Also at this time, beyond literary, musical and economic importance, New Orleans was also finding itself to be a major centre of culture in the United States thanks to its annual celebration of Mardi Gras, the day before Ash Wednesday celebrated in Catholic calendars. Despite its Catholic echoes, Mardi Gras's modern incarnation began with the city's elite, who, in 1857, founded the celebration's first krewe, Comus. Today, Mardi Gras has over 30 krewe parades marching during the carnival season
WWII and Beyond
During the Second World War, New Orleans' ports found themselves building warships rather than barges. The Avondale shipyards built the PT landing boats used so successfully at Normandy on 6 June, 1944. From a high tide in the 1940s and 1950s, New Orleans began a steady decline beginning in the 1960s. Traditional cash crops arriving from South America and the Caribbean, especially coffee, that would fill the warehouses and wharves were instead being delivered to Miami, Charleston and other ports.
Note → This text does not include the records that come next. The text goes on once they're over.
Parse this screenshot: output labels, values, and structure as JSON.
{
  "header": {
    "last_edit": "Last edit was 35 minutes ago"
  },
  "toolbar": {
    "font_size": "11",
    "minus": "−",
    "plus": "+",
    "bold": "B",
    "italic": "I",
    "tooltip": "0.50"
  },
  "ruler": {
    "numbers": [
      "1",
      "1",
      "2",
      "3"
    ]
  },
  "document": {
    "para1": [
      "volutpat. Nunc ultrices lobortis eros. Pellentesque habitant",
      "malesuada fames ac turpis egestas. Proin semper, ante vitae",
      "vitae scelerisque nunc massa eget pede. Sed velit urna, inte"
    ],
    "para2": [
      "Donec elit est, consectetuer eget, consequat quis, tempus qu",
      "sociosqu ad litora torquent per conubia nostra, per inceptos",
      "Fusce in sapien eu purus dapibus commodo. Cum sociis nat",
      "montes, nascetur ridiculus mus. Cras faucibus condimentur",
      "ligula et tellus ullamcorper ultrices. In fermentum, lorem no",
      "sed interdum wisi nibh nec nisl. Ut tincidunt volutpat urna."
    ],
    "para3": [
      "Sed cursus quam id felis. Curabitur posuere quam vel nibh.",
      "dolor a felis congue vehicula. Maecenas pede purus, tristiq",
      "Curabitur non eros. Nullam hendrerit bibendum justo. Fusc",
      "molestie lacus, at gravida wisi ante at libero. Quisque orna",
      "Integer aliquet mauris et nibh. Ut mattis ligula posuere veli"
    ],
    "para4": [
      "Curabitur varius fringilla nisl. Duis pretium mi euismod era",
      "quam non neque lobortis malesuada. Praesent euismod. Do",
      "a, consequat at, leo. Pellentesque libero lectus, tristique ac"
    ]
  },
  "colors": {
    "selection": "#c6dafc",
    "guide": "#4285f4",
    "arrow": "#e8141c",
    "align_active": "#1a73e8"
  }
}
The port is still one of the world's largest and still one of the United States' most valuable entry points for imports, ranking number one in tonnage handled. From its ports, New Orleans exports oil, food, cotton, paper, machinery and steel.
The oil boom, which seemed to be the savior for New Orleans' new fiscal woes, went bust in the late 1970s and early 1980s. Much of the investment culled from that industry had been lost to New Orleans' and Louisiana's colourful political machine or outright poorly invested. Much of the city's shipyards, once busy, lay dormant waiting for contract work. Crime rates skyrocketed, among the citizenship, the police force, and the mayor's office. A movement began in 1991 to change the state license plate motto from 'Sportsman's Paradise' to 'Third World and Proud of It!' At one time, New Orleans was the murder capital of the world.
Although the tourism industry has become a mainstay of New Orleanian economics thanks to Mardi Gras, sporting events and New Orleans' laissez-faire alcohol-drenched, food-smothered and jazz-omnipresent atmosphere, New Orleans suffers from a structural unemployment rate of 28%. Its largest private employer is Tulane University. In 1960, the population of New Orleans was 625,000. By 2000, the population had dropped to 460,000. Its future, threatened by economic decline as well as a real environmental threat of destruction by flooding and hurricane, is uncertain.